I visited a friend yesterday in the store where she works in the mall. It was great to see her mingling about her eight associates, mostly kids who were hired for the holidays. Weekdays can be dull until December, but there was fun and energy in her store. Hiring the right people was a fun challenge, training and time proved whether or not the choice was right.
I'd worked a couple of other jobs over the course of my life, but retail was (especially at this time of year) like touching a live wire. It was experience- and personality-packed.
I remembered that going into one Christmastime, a seasoned manager sat serious-faced, observing an associate. What she said struck me as funny:
"She doesn't belong here."
"No, don't think so?"

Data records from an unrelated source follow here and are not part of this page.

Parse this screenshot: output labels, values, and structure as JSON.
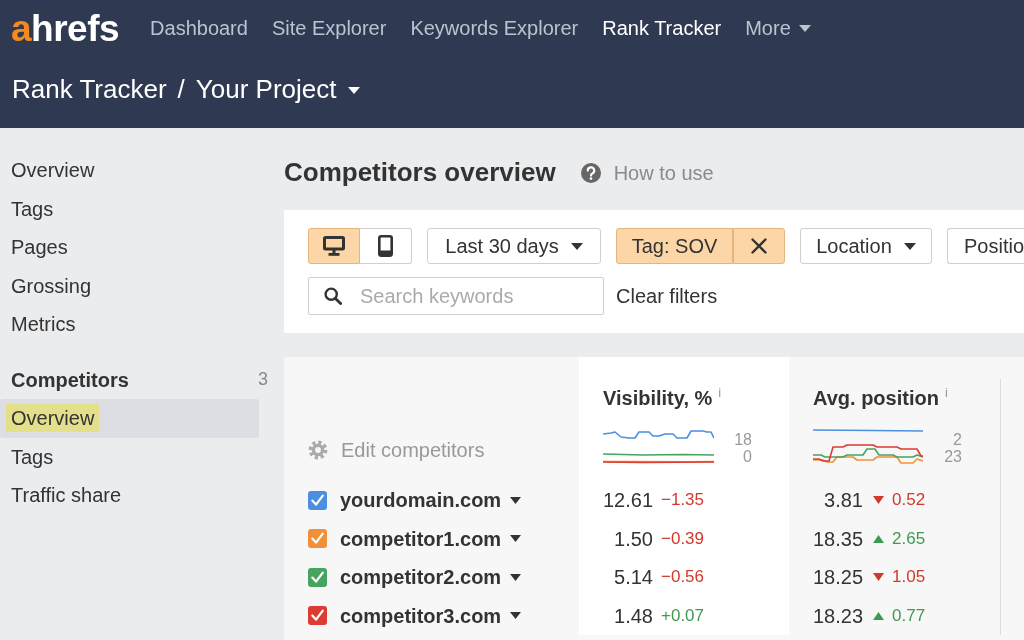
{
  "top_nav": {
    "logo": [
      {
        "text": "a",
        "kind": "accent"
      },
      {
        "text": "hrefs",
        "kind": "plain"
      }
    ],
    "items": [
      {
        "label": "Dashboard",
        "selected": false,
        "kind": "link"
      },
      {
        "label": "Site Explorer",
        "selected": false,
        "kind": "link"
      },
      {
        "label": "Keywords Explorer",
        "selected": false,
        "kind": "link"
      },
      {
        "label": "Rank Tracker",
        "selected": true,
        "kind": "link"
      },
      {
        "label": "More",
        "selected": false,
        "kind": "dropdown"
      }
    ]
  },
  "breadcrumb": {
    "items": [
      {
        "label": "Rank Tracker",
        "kind": "link"
      },
      {
        "label": "Your Project",
        "kind": "dropdown"
      }
    ],
    "separator": "/"
  },
  "sidebar": {
    "sections": [
      {
        "items": [
          {
            "label": "Overview",
            "selected": false,
            "highlighted": false
          },
          {
            "label": "Tags",
            "selected": false,
            "highlighted": false
          },
          {
            "label": "Pages",
            "selected": false,
            "highlighted": false
          },
          {
            "label": "Grossing",
            "selected": false,
            "highlighted": false
          },
          {
            "label": "Metrics",
            "selected": false,
            "highlighted": false
          }
        ]
      },
      {
        "title": "Competitors",
        "count": "3",
        "items": [
          {
            "label": "Overview",
            "selected": true,
            "highlighted": true
          },
          {
            "label": "Tags",
            "selected": false,
            "highlighted": false
          },
          {
            "label": "Traffic share",
            "selected": false,
            "highlighted": false
          }
        ]
      }
    ]
  },
  "page": {
    "title": "Competitors overview",
    "help_link": "How to use"
  },
  "filters": {
    "devices": [
      {
        "kind": "desktop",
        "selected": true
      },
      {
        "kind": "mobile",
        "selected": false
      }
    ],
    "buttons": [
      {
        "kind": "dropdown",
        "label": "Last 30 days",
        "active": false
      },
      {
        "kind": "chip",
        "label": "Tag: SOV",
        "active": true
      },
      {
        "kind": "dropdown",
        "label": "Location",
        "active": false
      },
      {
        "kind": "plain",
        "label": "Positio",
        "active": false
      }
    ],
    "search": {
      "placeholder": "Search keywords"
    },
    "clear_filters": "Clear filters"
  },
  "table": {
    "edit_competitors": "Edit competitors",
    "columns": [
      {
        "title": "Visibility, %",
        "info": "i",
        "kind": "visibility",
        "highlighted": true,
        "sparkline_labels": [
          "18",
          "0"
        ]
      },
      {
        "title": "Avg. position",
        "info": "i",
        "kind": "position",
        "highlighted": false,
        "sparkline_labels": [
          "2",
          "23"
        ]
      }
    ],
    "rows": [
      {
        "domain": "yourdomain.com",
        "checked": true,
        "color": "#4a8fe0",
        "values": [
          {
            "value": "12.61",
            "change": "−1.35",
            "positive": false
          },
          {
            "value": "3.81",
            "change": "0.52",
            "positive": false
          }
        ]
      },
      {
        "domain": "competitor1.com",
        "checked": true,
        "color": "#f0913a",
        "values": [
          {
            "value": "1.50",
            "change": "−0.39",
            "positive": false
          },
          {
            "value": "18.35",
            "change": "2.65",
            "positive": true
          }
        ]
      },
      {
        "domain": "competitor2.com",
        "checked": true,
        "color": "#47a360",
        "values": [
          {
            "value": "5.14",
            "change": "−0.56",
            "positive": false
          },
          {
            "value": "18.25",
            "change": "1.05",
            "positive": false
          }
        ]
      },
      {
        "domain": "competitor3.com",
        "checked": true,
        "color": "#dc3c33",
        "values": [
          {
            "value": "1.48",
            "change": "+0.07",
            "positive": true
          },
          {
            "value": "18.23",
            "change": "0.77",
            "positive": true
          }
        ]
      }
    ]
  }
}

"Nope. She belongs in Lindt Chocolate."
I liked Lindt Chocolate. They were friendly in that small, intimate store, gentle-spirited... the recipe-exchange types of people, who conveyed the "I got your back" demeanor toward one another. They were sweet and non-pressuring with their customers (then again, how do you push chocolate?)
But I understood the implication. The associate that the manager referred to had lacked the coveted speed and energy that was needed to create a buzz at the lease line. Still, I'd watched her hover nearby customers in a sweet, caring way. She explained products and listened to what they'd said. She provided a sort of holy ground experience that made customers feel good about what they'd purchased (and they'd purchased plenty) as they often told me how good they'd felt being helped by her.
In my mind, that sort of personal experience was what solidified the image of customer service for our company and brought customers back.
But whatever. The "You belong, don't belong" game was now fixed in my mind, and I'd concocted my own scenarios, suiting others (and myself) to jobs where we'd all be better off.
After I'd said goodbye to my friends and family on Thanksgiving, knowing that I would not see them until well after the holidays, a giggly girl I'd met through an associate stopped in to say hello. She wore the cute little Santa's elf costume and toted her usual armadillo pocketbook. She was always so giddy that (I am sorry to say,) I often wondered if she was a little "slow," (either way, it was an enviable quality.)
"Oh, wow, you work for Santa now?" I asked.
Her shoulders lifted up around her ears and she giggled, swinging her armadillo bag.
"Yeeeeah, I just started last weekend."
"Oh yeah? Do you like it?"
Her face was lit.
My suspicion was that anywhere she worked, she had fun. But my well-kept secret is, I'd long observed the smiling elves in their cute, colorful costumes, coaxing the cute-dressed children who waited to enjoy the magic of Santa (even though I'd pocket heaps of Tylenol for when their cries turned shrill.) Still, Santa's Workshop certainly lacked the two-hundred, nail-breaking, apron-dirtying boxes of shipment to break down each day. It was on my list of Most Favorable Work Environments.
Then last year I interviewed one of Santa's elves and discovered the elves enjoyed corporate sales pressures that included a camera that was linked to headquarters and was fixed on the elf as he or she presented customers with photograph packages at the register. The imagery of elves breaking sales pressure sweats tickled my funny bone. This elf broke every rule of the interview process as she leaked stories of add-on pressures and personality clashes, giving me a much-appreciated reality check.
"Even Santa doesn't like the manager," she said.
I turned my head, covered my mouth, feigning a cough, and returned to the interview straight-faced.
"You mean, the manager's on Santa's 'bad list'?"
"Yup. He's always screwing up the schedules."
Okay, this dude has got it worse than most.
What was it like for that manager to deal with dense holiday traffic, the crowded parking lot and hoards of overheated shoppers to arrive to Santa's Workshop to miserable-faced elves and a grimacing Santa? I mean, shouldn't that be an easy job?
So here was my dilemma: I could hire the insanely interesting turncoat from Santa's Workshop whose stories would remind me that things could always be worse; however, I also risked what she'd tell Santa about working in our store.
Well, what would you do?